Component data from apps and pages:
Start of Block
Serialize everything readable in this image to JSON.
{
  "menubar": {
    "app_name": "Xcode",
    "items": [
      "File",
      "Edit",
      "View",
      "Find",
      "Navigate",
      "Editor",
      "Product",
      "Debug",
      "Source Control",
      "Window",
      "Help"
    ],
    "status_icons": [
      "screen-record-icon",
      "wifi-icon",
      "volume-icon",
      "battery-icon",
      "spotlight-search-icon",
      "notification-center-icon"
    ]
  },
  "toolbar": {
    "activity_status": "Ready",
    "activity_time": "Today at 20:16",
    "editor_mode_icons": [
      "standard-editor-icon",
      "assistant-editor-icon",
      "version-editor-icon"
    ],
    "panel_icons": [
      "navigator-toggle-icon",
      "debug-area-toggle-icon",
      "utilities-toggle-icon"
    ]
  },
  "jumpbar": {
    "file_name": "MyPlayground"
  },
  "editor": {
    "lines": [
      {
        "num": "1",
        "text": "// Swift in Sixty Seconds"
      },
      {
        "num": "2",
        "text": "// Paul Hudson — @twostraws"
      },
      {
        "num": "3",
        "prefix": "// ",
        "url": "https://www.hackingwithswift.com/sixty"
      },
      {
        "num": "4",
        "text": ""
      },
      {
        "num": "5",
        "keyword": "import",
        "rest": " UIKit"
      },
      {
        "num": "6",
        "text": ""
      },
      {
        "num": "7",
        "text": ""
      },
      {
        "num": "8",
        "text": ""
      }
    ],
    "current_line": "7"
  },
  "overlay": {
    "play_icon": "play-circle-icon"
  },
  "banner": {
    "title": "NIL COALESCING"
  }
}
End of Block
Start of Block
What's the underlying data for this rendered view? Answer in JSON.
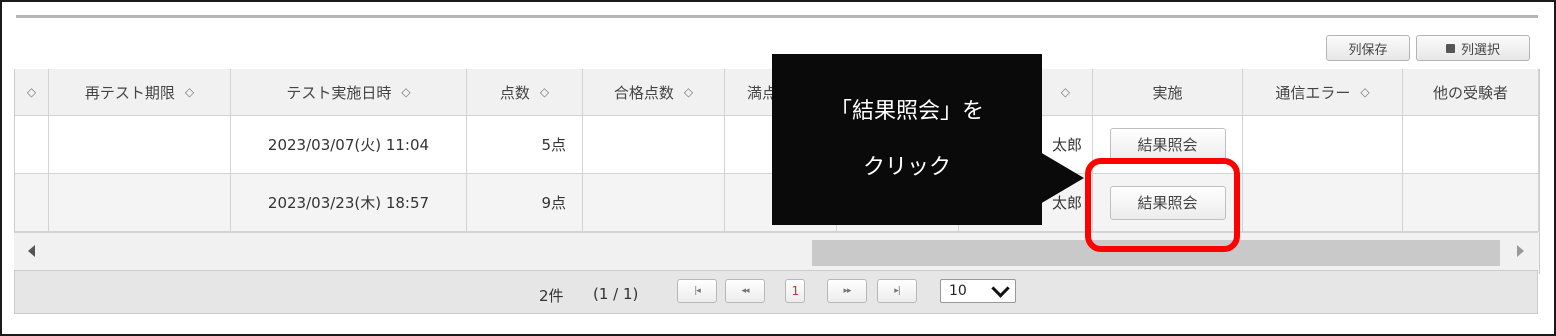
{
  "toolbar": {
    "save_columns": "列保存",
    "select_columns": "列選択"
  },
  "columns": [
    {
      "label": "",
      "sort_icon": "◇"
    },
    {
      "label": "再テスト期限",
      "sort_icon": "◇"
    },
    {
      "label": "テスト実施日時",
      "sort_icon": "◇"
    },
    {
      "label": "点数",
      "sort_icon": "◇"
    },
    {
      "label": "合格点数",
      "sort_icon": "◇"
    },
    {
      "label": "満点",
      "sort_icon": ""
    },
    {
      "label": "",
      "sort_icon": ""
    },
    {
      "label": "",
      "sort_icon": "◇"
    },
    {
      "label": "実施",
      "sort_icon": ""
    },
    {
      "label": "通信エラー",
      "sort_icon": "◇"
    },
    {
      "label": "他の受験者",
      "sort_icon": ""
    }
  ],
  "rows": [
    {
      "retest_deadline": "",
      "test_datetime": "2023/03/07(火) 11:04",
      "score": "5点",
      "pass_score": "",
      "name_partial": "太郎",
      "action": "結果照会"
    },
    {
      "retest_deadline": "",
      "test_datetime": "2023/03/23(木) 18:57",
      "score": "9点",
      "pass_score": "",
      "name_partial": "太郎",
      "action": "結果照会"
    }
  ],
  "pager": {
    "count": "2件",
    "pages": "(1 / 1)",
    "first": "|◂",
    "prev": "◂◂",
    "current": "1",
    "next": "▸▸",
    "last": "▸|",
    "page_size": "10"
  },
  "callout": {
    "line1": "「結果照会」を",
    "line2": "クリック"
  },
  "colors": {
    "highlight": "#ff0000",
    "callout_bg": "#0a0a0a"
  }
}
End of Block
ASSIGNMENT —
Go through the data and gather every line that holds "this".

FINISHED EXERCISE —
Serialize everything readable in this image to JSON.
What's the underlying data for this rendered view? Answer in JSON.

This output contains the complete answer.